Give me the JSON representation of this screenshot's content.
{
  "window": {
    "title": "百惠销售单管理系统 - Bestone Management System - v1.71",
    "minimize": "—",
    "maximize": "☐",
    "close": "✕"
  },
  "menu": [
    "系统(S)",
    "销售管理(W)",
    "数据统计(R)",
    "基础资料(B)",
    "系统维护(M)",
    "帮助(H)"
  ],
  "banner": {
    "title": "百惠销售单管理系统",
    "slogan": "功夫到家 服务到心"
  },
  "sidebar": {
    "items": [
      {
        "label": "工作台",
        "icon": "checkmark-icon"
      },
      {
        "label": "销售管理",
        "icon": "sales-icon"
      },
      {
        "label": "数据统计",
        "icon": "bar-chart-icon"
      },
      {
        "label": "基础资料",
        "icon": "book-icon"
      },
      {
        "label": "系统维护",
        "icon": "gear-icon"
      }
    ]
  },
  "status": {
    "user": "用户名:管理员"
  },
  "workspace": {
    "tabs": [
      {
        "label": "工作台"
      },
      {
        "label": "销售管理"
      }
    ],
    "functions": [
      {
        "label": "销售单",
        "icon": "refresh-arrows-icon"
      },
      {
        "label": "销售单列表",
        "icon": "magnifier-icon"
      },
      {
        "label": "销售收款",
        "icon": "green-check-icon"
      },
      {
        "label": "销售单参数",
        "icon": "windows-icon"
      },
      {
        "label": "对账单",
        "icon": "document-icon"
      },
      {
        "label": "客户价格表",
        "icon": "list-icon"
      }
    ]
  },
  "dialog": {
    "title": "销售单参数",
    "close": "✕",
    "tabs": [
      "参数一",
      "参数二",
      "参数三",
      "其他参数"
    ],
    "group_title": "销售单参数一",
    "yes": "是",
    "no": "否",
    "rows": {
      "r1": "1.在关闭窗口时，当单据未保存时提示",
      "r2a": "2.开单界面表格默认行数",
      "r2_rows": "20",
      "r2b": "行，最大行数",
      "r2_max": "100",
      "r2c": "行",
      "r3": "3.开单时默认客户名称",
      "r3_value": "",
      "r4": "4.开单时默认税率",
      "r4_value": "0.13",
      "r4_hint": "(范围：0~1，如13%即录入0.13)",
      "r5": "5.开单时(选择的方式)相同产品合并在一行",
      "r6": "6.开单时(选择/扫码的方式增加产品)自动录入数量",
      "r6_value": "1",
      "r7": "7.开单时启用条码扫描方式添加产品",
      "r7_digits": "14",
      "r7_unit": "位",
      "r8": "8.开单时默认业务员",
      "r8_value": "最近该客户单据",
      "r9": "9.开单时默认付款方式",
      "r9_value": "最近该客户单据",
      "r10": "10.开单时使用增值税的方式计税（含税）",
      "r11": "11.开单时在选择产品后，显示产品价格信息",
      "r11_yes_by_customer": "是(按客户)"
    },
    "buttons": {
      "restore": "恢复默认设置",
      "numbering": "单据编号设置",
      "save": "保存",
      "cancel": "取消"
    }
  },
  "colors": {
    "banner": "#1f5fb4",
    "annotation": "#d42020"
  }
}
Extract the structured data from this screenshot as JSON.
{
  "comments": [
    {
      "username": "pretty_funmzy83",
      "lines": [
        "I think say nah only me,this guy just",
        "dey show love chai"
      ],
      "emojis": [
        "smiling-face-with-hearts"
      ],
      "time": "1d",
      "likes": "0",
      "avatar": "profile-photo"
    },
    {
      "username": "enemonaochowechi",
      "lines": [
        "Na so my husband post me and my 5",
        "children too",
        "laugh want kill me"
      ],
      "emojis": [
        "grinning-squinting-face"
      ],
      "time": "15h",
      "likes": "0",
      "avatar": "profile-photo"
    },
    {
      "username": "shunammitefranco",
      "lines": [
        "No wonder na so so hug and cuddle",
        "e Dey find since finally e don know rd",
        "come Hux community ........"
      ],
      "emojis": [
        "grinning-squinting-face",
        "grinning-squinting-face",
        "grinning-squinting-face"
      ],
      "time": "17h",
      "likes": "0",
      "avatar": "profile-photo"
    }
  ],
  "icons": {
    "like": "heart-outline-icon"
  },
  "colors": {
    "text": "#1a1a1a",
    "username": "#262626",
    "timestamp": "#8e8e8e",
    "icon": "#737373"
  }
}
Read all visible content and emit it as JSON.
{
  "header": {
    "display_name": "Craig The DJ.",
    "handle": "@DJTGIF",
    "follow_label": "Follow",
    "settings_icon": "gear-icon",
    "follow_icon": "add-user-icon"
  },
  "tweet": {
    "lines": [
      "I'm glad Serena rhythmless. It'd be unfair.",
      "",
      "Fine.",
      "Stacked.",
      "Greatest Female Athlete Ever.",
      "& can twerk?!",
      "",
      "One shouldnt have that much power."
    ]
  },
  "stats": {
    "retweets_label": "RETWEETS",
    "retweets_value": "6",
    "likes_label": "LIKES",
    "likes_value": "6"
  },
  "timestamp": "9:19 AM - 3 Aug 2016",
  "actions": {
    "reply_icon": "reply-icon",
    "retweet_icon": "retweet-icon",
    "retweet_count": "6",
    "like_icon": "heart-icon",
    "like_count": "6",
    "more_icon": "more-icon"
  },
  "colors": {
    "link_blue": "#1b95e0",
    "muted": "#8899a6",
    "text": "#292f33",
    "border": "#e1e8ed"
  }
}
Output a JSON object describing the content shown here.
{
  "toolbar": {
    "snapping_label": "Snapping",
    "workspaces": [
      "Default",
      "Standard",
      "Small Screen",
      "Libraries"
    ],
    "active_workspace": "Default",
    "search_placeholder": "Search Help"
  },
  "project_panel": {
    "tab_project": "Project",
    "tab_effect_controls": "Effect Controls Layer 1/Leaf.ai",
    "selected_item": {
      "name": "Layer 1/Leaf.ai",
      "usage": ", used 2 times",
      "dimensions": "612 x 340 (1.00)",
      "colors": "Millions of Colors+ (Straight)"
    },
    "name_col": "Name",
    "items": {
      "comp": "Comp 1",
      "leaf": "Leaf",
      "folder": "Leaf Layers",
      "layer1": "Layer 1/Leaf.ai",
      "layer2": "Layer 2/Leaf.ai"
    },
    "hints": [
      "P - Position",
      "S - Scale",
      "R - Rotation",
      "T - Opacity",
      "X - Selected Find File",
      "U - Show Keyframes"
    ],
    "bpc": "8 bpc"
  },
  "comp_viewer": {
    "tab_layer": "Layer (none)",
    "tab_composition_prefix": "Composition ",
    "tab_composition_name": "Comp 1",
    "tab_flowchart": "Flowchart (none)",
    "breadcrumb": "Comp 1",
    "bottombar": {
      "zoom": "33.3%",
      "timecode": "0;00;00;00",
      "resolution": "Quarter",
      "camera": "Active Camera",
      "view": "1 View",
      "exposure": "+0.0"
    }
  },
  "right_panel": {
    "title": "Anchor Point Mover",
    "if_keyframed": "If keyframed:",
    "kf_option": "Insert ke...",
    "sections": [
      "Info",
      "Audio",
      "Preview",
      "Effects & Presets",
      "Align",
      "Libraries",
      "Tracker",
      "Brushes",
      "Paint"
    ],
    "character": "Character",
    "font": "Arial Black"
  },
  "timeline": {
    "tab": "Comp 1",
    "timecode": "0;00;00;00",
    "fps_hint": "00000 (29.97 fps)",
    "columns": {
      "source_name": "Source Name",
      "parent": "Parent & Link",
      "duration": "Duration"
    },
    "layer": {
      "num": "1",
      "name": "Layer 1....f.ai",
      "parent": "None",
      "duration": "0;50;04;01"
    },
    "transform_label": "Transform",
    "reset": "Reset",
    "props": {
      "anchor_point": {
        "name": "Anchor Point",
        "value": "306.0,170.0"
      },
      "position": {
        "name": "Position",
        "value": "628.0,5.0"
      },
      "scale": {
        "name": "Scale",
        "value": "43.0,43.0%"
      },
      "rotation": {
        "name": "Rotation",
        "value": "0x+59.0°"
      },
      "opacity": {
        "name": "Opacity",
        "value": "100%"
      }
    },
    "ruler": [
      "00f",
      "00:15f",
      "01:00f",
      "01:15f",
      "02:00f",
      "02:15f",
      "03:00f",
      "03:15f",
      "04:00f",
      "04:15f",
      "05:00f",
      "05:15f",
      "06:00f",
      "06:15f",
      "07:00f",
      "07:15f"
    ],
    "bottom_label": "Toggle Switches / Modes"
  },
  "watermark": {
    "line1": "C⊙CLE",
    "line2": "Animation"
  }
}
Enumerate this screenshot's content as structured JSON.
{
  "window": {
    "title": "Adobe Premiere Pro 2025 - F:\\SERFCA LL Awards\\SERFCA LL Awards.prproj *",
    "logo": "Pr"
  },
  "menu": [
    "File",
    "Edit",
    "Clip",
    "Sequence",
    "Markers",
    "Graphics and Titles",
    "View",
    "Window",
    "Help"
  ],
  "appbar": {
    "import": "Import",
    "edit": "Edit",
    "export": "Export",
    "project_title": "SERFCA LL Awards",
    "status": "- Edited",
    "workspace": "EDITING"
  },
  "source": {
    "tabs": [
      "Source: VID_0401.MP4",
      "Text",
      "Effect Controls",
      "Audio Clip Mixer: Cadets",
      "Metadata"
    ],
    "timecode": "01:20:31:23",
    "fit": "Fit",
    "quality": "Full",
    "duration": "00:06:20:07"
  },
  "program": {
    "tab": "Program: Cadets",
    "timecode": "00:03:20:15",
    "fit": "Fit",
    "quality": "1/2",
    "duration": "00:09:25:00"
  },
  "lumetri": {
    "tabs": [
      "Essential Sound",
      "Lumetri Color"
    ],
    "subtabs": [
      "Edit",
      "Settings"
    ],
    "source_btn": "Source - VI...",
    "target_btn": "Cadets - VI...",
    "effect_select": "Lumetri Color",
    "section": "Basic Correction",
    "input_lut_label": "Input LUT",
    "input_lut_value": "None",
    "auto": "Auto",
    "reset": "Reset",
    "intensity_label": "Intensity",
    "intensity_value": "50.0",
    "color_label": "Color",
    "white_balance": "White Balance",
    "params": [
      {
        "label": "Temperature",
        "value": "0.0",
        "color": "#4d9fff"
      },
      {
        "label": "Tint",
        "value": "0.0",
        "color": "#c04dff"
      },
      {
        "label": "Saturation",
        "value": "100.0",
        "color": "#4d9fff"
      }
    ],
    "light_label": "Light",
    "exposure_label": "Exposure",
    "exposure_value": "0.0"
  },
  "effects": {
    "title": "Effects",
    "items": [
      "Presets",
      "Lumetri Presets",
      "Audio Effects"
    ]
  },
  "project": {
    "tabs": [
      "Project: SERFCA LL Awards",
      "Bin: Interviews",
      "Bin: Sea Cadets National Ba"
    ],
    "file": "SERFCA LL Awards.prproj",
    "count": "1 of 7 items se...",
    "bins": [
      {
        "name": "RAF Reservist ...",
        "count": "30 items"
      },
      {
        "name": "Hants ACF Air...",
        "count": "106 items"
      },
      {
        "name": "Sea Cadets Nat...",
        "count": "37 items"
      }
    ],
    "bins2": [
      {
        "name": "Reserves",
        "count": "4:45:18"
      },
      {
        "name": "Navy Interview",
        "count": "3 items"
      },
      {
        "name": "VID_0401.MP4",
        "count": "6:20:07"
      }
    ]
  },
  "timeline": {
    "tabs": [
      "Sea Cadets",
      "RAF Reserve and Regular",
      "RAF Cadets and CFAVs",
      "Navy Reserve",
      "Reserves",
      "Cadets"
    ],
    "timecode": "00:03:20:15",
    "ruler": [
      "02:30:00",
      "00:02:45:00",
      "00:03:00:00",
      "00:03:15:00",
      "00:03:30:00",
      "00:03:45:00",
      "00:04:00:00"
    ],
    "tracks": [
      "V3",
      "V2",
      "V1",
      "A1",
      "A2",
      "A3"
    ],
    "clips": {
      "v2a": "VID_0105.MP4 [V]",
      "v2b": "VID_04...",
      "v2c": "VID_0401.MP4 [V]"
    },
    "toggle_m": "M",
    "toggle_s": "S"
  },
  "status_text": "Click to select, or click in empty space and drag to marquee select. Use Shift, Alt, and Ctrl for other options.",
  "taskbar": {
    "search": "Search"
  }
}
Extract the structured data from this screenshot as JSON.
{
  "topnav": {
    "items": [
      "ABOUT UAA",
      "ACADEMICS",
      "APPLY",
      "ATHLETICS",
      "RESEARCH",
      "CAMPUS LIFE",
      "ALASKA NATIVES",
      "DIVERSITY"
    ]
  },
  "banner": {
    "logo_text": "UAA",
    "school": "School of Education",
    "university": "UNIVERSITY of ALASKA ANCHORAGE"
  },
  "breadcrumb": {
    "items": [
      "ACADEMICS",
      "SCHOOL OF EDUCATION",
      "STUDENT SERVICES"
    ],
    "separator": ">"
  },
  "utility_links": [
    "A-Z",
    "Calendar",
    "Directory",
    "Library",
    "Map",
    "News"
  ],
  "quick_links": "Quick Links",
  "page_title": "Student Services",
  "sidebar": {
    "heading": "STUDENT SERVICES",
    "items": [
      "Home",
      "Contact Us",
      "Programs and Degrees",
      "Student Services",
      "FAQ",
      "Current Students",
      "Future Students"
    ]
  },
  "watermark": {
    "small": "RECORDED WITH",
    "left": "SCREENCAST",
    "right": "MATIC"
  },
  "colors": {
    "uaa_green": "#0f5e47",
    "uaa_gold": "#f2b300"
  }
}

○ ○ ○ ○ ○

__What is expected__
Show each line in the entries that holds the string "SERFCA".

__Response to the exercise__
    "title": "Adobe Premiere Pro 2025 - F:\\SERFCA LL Awards\\SERFCA LL Awards.prproj *",
    "project_title": "SERFCA LL Awards",
      "Project: SERFCA LL Awards",
    "file": "SERFCA LL Awards.prproj",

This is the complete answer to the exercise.